SUPPLIED RECORDS =>
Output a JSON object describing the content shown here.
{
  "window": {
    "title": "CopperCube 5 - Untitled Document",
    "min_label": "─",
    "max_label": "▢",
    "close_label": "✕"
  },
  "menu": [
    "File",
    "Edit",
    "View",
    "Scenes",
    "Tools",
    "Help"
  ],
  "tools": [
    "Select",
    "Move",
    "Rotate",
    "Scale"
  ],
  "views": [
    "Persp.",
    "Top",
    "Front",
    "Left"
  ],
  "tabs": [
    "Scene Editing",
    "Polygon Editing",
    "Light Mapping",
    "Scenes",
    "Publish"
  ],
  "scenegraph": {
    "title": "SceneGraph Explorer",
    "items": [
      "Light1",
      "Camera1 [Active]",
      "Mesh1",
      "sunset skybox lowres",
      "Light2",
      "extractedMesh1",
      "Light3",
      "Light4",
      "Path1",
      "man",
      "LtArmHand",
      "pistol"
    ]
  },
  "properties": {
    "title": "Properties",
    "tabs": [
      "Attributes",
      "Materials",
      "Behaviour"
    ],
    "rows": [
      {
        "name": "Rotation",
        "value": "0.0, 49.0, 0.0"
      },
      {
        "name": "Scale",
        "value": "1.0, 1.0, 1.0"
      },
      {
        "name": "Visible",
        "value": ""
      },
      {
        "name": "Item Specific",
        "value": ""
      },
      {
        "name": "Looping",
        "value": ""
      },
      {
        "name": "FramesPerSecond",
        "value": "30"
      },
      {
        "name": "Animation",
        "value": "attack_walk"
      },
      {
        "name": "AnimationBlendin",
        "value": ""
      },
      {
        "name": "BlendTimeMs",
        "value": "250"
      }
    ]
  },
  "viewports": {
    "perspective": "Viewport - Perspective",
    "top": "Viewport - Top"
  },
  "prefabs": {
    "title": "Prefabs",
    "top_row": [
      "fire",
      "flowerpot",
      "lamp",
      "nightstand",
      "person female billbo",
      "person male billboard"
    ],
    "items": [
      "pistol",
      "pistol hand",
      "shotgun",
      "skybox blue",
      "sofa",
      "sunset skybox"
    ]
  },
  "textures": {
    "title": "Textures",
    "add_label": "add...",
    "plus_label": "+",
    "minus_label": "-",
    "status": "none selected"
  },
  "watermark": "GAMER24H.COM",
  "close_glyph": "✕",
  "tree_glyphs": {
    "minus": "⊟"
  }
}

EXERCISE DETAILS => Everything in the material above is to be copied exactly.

ANSWER SECTION =>
Output a JSON object describing the content shown here.
{
  "window": {
    "title": "CopperCube 5 - Untitled Document",
    "min_label": "─",
    "max_label": "▢",
    "close_label": "✕"
  },
  "menu": [
    "File",
    "Edit",
    "View",
    "Scenes",
    "Tools",
    "Help"
  ],
  "tools": [
    "Select",
    "Move",
    "Rotate",
    "Scale"
  ],
  "views": [
    "Persp.",
    "Top",
    "Front",
    "Left"
  ],
  "tabs": [
    "Scene Editing",
    "Polygon Editing",
    "Light Mapping",
    "Scenes",
    "Publish"
  ],
  "scenegraph": {
    "title": "SceneGraph Explorer",
    "items": [
      "Light1",
      "Camera1 [Active]",
      "Mesh1",
      "sunset skybox lowres",
      "Light2",
      "extractedMesh1",
      "Light3",
      "Light4",
      "Path1",
      "man",
      "LtArmHand",
      "pistol"
    ]
  },
  "properties": {
    "title": "Properties",
    "tabs": [
      "Attributes",
      "Materials",
      "Behaviour"
    ],
    "rows": [
      {
        "name": "Rotation",
        "value": "0.0, 49.0, 0.0"
      },
      {
        "name": "Scale",
        "value": "1.0, 1.0, 1.0"
      },
      {
        "name": "Visible",
        "value": ""
      },
      {
        "name": "Item Specific",
        "value": ""
      },
      {
        "name": "Looping",
        "value": ""
      },
      {
        "name": "FramesPerSecond",
        "value": "30"
      },
      {
        "name": "Animation",
        "value": "attack_walk"
      },
      {
        "name": "AnimationBlendin",
        "value": ""
      },
      {
        "name": "BlendTimeMs",
        "value": "250"
      }
    ]
  },
  "viewports": {
    "perspective": "Viewport - Perspective",
    "top": "Viewport - Top"
  },
  "prefabs": {
    "title": "Prefabs",
    "top_row": [
      "fire",
      "flowerpot",
      "lamp",
      "nightstand",
      "person female billbo",
      "person male billboard"
    ],
    "items": [
      "pistol",
      "pistol hand",
      "shotgun",
      "skybox blue",
      "sofa",
      "sunset skybox"
    ]
  },
  "textures": {
    "title": "Textures",
    "add_label": "add...",
    "plus_label": "+",
    "minus_label": "-",
    "status": "none selected"
  },
  "watermark": "GAMER24H.COM",
  "close_glyph": "✕",
  "tree_glyphs": {
    "minus": "⊟"
  }
}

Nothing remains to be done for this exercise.